“I don’t know any of the facts of the suit,” Walker said. “So… at this time, I have no way to comment.”

According to County Administrator Dan Witt, the county has insurance through VACORP, who will assign an attorney to defend both Charlotte County BOS and the Charlotte County Planning Commission.

“The assigned attorney will review the lawsuits and advise both Charlotte County BOS and the Charlotte County Planning Commission on the next steps,” Witt said.

Wylliesburg/Red Oak Supervisor Kay Pierantoni, who has been outspoken over solar issues, said in an email when asked questions, “Unfortunately, since it is a lawsuit, I do not believe it appropriate to respond.”

At the heart of the lawsuit is SolUnesco, seeking to construct one of the nation’s most extensive solar facilities in Charlotte County at 800 megawatts in the Randolph area of the county.

According to the original 40-page document, the lawsuit aims to dissolve contractual agreements to build the solar facility and recover monetary and punitive damages.

In the Oct. 20 edition of The Gazette, Hodsoll said no wrongdoing was done.

“While the lawsuit has no merit, the legal process is nonetheless slow,” Hodsoll said.

In addition to SolUnesco and Hodsoll, the suit names real estate broker Sandra Ann Towne and her company Properties of Virginia LLC and landowner William Berkley Devin as defendants.

According to lawsuit documents, the defendants, individually and together, talked Wilcox, 83, who is known to have dementia, into granting an option to SolUnesco to lease her family farm for use in the Randolph Solar project.

The lease option agreement grants SolUnesco an irrevocable five-year option to lease Wilcox’s entire 96.76 acres for the Randolph Solar project.

The lawsuit claims this was done after Towne and Hodsoll were told more than once by Trent that Wilcox was not interested in providing anyone with an option to lease any real property for use in the Randolph Solar Project.

In a letter dated July 12, 2019, Paul Buckman, M.D Wilcox’s primary physician, wrote: “Based on her short-term memory impairment and poor safety awareness due to her dementia, it is my professional opinion that Ms. Wilcox is incapable of making informed decisions about her health and safety and these decisions should be made by her Power of Attorney based on her previously executed advanced directive.”

The lawsuit also states that William Berkley Devin, who owns a large portion of land included in the Randolph Solar project, needed SolUnesco to obtain Wilcox’s land in order for his land portions to be included.

Documents show that Hodsoll signed the lease agreement on behalf of his company.
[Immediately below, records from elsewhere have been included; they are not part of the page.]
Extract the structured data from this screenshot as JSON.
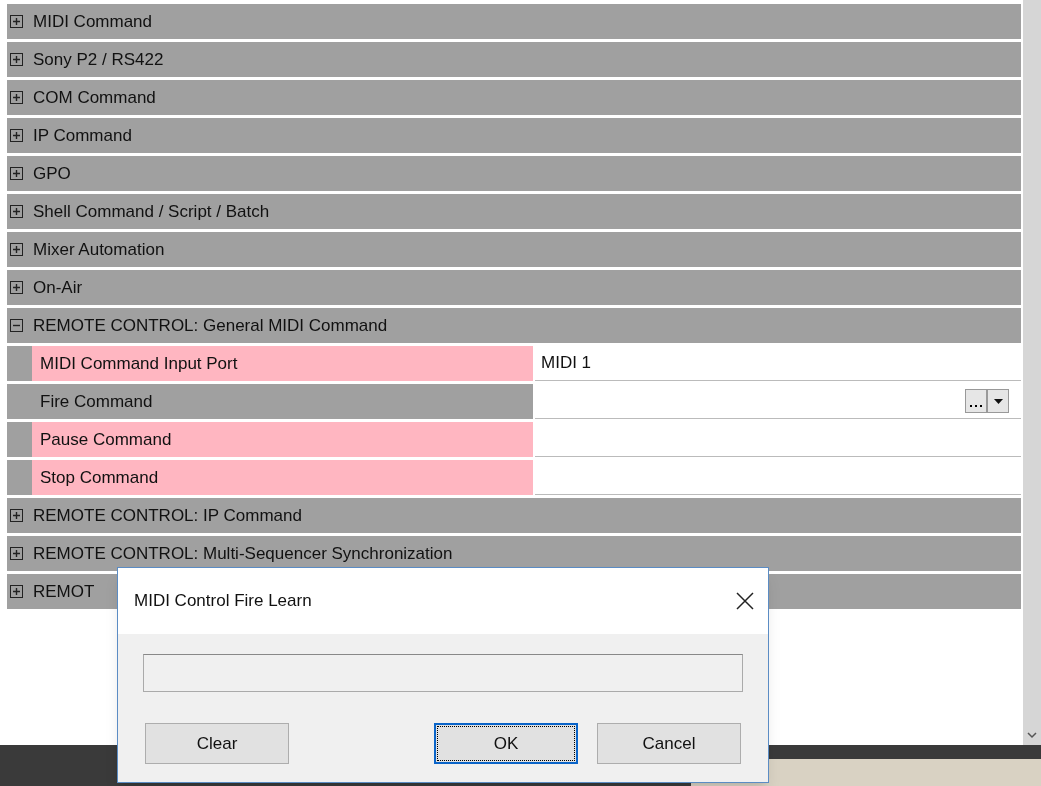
{
  "categories": [
    {
      "label": "MIDI Command",
      "expanded": false
    },
    {
      "label": "Sony P2 / RS422",
      "expanded": false
    },
    {
      "label": "COM Command",
      "expanded": false
    },
    {
      "label": "IP Command",
      "expanded": false
    },
    {
      "label": "GPO",
      "expanded": false
    },
    {
      "label": "Shell Command / Script / Batch",
      "expanded": false
    },
    {
      "label": "Mixer Automation",
      "expanded": false
    },
    {
      "label": "On-Air",
      "expanded": false
    },
    {
      "label": "REMOTE CONTROL: General MIDI Command",
      "expanded": true,
      "properties": [
        {
          "name": "MIDI Command Input Port",
          "value": "MIDI 1",
          "highlighted": true,
          "kind": "text"
        },
        {
          "name": "Fire Command",
          "highlighted": false,
          "kind": "picker"
        },
        {
          "name": "Pause Command",
          "highlighted": true,
          "kind": "text"
        },
        {
          "name": "Stop Command",
          "highlighted": true,
          "kind": "text"
        }
      ]
    },
    {
      "label": "REMOTE CONTROL: IP Command",
      "expanded": false
    },
    {
      "label": "REMOTE CONTROL: Multi-Sequencer Synchronization",
      "expanded": false
    },
    {
      "label": "REMOT",
      "expanded": false
    }
  ],
  "dialog": {
    "title": "MIDI Control Fire Learn",
    "buttons": [
      {
        "label": "Clear",
        "focused": false
      },
      {
        "label": "OK",
        "focused": true
      },
      {
        "label": "Cancel",
        "focused": false
      }
    ]
  }
}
The suit notes that Wilcox was given a payment of $3,000.